DATA FOR PROCESSING:

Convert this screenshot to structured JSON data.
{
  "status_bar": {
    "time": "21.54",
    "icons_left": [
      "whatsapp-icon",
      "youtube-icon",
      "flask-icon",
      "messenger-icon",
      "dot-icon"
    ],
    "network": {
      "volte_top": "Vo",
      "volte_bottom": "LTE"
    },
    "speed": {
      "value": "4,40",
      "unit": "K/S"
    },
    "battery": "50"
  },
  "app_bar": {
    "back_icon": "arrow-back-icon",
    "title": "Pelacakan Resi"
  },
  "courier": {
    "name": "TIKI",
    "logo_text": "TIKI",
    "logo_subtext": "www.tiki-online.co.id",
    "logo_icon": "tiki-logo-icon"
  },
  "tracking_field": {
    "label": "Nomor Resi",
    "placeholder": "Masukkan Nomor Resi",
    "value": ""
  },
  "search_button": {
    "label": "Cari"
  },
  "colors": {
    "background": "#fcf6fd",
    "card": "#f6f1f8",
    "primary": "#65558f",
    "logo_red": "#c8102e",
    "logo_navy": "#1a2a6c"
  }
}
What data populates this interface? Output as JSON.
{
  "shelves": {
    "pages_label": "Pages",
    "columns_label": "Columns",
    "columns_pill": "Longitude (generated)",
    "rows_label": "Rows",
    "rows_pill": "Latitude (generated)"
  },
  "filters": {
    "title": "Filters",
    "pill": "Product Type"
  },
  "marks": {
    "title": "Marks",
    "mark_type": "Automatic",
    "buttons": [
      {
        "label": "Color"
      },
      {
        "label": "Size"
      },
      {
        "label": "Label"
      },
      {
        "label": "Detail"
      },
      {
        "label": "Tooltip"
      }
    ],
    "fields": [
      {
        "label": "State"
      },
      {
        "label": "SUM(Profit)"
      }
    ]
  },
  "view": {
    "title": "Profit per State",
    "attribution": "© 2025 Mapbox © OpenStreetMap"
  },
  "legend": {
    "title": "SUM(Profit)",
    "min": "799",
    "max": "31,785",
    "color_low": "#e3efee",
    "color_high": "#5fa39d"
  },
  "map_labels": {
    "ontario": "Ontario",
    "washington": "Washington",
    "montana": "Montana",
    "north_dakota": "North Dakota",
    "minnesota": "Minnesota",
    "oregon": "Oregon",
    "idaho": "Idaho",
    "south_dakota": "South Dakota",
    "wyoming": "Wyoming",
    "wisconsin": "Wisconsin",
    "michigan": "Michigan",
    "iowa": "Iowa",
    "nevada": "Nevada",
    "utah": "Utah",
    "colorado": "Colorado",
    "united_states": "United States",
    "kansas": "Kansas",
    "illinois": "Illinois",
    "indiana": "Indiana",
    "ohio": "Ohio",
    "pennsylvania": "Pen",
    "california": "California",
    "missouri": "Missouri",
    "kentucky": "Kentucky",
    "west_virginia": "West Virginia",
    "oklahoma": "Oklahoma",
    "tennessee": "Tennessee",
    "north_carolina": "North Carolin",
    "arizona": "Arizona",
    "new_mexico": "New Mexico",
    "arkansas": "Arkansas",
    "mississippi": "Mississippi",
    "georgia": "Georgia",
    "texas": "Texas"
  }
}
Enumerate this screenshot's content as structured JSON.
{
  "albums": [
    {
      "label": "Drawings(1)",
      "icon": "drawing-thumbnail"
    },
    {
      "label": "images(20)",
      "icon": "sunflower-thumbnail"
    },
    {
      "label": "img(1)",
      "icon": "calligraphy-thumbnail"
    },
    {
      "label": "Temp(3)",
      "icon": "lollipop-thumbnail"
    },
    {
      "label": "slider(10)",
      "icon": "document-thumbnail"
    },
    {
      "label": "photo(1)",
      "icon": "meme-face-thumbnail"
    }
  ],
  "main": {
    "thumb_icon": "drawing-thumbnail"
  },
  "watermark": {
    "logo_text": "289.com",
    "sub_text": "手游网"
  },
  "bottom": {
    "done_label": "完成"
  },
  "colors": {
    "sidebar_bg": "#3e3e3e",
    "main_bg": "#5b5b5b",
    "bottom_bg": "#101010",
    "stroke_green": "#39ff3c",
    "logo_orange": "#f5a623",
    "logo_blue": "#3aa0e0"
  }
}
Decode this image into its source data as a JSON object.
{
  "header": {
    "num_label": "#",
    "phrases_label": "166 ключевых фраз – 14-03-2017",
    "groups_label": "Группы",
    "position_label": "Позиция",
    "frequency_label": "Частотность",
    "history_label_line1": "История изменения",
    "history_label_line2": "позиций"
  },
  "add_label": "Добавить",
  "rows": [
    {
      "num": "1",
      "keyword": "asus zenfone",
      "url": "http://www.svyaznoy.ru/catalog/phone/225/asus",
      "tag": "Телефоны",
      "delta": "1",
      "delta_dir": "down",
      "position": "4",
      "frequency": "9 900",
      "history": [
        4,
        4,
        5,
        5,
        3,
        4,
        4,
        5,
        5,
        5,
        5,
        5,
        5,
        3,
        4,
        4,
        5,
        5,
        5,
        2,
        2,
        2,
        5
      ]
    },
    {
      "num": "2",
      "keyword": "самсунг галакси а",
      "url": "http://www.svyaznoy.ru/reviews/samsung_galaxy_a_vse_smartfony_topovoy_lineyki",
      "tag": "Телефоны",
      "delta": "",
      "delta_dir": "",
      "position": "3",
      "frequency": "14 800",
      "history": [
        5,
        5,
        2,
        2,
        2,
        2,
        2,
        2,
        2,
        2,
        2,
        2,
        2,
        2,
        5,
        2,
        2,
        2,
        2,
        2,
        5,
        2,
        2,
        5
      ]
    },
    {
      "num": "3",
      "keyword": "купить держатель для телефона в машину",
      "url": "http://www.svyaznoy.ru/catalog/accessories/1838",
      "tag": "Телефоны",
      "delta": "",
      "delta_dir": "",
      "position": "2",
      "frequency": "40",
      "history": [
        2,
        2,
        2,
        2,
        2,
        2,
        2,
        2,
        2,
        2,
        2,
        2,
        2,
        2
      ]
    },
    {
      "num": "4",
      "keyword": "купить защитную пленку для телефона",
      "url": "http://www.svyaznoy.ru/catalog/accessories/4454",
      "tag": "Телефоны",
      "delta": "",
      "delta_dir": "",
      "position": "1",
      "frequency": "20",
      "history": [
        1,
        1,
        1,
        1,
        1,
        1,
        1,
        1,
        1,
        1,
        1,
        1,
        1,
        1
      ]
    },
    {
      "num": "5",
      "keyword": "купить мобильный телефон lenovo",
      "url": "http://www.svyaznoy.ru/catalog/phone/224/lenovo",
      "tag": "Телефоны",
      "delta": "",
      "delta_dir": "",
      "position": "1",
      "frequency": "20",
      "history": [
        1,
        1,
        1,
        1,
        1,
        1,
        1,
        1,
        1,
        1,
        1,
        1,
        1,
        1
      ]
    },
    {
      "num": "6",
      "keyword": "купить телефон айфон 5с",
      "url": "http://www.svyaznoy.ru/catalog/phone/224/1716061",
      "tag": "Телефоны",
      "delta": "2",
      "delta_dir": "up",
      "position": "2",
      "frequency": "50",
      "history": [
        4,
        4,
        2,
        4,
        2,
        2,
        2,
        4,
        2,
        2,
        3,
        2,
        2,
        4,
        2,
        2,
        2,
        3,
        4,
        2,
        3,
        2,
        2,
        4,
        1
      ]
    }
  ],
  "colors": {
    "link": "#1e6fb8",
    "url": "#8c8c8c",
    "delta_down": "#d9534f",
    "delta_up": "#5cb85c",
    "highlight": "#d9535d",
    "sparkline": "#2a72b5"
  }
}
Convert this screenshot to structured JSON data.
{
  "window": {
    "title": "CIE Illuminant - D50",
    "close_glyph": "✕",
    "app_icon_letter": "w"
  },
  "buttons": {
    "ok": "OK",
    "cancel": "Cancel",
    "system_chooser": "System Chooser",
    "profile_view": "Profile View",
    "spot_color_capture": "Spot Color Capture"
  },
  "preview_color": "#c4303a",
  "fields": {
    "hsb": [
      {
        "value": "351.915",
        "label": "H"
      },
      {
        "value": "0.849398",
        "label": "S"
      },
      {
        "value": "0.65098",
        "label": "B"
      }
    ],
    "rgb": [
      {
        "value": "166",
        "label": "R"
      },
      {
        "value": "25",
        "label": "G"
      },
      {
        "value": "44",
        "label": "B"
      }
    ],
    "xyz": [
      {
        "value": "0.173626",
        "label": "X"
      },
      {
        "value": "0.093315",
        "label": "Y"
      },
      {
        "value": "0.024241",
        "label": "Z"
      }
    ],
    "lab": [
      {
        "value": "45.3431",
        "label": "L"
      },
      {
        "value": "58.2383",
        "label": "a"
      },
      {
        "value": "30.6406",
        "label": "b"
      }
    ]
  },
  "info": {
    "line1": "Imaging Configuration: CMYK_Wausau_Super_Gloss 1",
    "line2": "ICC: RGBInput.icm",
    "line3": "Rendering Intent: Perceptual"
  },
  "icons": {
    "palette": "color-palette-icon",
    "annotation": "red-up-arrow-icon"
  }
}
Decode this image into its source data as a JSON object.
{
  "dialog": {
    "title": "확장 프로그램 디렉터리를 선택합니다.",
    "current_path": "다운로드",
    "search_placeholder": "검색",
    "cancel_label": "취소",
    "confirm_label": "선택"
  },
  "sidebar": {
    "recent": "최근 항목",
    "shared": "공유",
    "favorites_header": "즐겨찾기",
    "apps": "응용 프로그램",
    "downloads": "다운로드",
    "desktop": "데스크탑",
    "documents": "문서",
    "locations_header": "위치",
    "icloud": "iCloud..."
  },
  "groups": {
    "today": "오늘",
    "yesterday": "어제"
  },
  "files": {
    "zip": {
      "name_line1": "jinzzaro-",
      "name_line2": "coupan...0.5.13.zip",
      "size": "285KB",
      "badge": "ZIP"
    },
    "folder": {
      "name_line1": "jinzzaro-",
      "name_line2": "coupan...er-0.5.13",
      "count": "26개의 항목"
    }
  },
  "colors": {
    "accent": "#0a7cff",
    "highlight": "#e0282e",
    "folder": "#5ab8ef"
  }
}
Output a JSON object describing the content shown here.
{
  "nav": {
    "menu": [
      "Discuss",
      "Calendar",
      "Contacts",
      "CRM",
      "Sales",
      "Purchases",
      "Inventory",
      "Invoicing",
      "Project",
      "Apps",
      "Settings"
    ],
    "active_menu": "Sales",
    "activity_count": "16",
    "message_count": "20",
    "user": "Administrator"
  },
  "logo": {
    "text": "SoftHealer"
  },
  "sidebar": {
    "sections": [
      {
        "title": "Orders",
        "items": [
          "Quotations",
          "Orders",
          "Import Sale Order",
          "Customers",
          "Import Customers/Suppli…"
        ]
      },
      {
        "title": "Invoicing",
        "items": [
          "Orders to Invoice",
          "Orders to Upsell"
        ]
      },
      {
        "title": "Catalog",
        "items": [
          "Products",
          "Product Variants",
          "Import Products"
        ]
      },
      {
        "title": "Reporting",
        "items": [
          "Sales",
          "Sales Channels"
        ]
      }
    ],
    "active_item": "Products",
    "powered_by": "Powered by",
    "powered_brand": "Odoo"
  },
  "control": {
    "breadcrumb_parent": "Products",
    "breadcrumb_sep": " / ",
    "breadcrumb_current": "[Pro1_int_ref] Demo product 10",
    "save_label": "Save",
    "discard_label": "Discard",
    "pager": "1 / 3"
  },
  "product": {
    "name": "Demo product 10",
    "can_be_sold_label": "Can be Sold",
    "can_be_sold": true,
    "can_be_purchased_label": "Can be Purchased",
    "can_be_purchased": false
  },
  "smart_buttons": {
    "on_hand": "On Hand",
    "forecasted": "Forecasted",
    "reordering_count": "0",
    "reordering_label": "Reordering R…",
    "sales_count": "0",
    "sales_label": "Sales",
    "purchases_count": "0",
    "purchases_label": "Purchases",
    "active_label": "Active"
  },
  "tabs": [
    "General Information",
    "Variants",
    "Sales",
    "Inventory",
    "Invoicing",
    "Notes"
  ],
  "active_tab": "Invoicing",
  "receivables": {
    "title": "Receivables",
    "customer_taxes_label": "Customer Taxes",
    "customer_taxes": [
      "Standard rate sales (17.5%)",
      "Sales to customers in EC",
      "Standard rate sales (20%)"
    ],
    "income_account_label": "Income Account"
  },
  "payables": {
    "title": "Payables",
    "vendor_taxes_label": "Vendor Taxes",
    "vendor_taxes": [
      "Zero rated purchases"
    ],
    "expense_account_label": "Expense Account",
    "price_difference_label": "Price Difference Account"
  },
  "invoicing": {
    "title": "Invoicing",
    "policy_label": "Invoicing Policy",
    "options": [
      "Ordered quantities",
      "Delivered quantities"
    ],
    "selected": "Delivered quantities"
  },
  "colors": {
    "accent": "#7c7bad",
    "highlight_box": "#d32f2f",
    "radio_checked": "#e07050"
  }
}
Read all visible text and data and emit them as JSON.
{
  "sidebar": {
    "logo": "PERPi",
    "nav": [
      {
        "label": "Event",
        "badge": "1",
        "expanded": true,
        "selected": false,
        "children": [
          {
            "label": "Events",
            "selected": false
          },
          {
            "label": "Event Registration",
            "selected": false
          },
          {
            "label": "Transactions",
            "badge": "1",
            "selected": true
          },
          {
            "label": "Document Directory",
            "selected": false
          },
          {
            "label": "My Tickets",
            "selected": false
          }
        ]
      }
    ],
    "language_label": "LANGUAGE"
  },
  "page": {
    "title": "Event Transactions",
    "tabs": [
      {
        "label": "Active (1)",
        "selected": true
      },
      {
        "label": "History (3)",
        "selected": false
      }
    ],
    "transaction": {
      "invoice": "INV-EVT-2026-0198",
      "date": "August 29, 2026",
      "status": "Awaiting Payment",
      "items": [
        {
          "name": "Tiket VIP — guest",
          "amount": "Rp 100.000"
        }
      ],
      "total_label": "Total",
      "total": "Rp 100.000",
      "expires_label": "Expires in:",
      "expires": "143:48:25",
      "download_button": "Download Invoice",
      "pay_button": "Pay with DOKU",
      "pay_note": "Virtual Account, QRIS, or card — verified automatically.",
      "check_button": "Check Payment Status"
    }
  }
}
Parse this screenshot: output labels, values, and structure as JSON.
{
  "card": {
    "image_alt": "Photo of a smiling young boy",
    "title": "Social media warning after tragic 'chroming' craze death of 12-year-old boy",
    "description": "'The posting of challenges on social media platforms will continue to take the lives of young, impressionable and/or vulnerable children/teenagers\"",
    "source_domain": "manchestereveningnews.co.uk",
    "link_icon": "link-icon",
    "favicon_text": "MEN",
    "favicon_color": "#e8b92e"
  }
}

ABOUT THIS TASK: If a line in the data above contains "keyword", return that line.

RESULT OF THE EXERCISE:
      "keyword": "asus zenfone",
      "keyword": "самсунг галакси а",
      "keyword": "купить держатель для телефона в машину",
      "keyword": "купить защитную пленку для телефона",
      "keyword": "купить мобильный телефон lenovo",
      "keyword": "купить телефон айфон 5с",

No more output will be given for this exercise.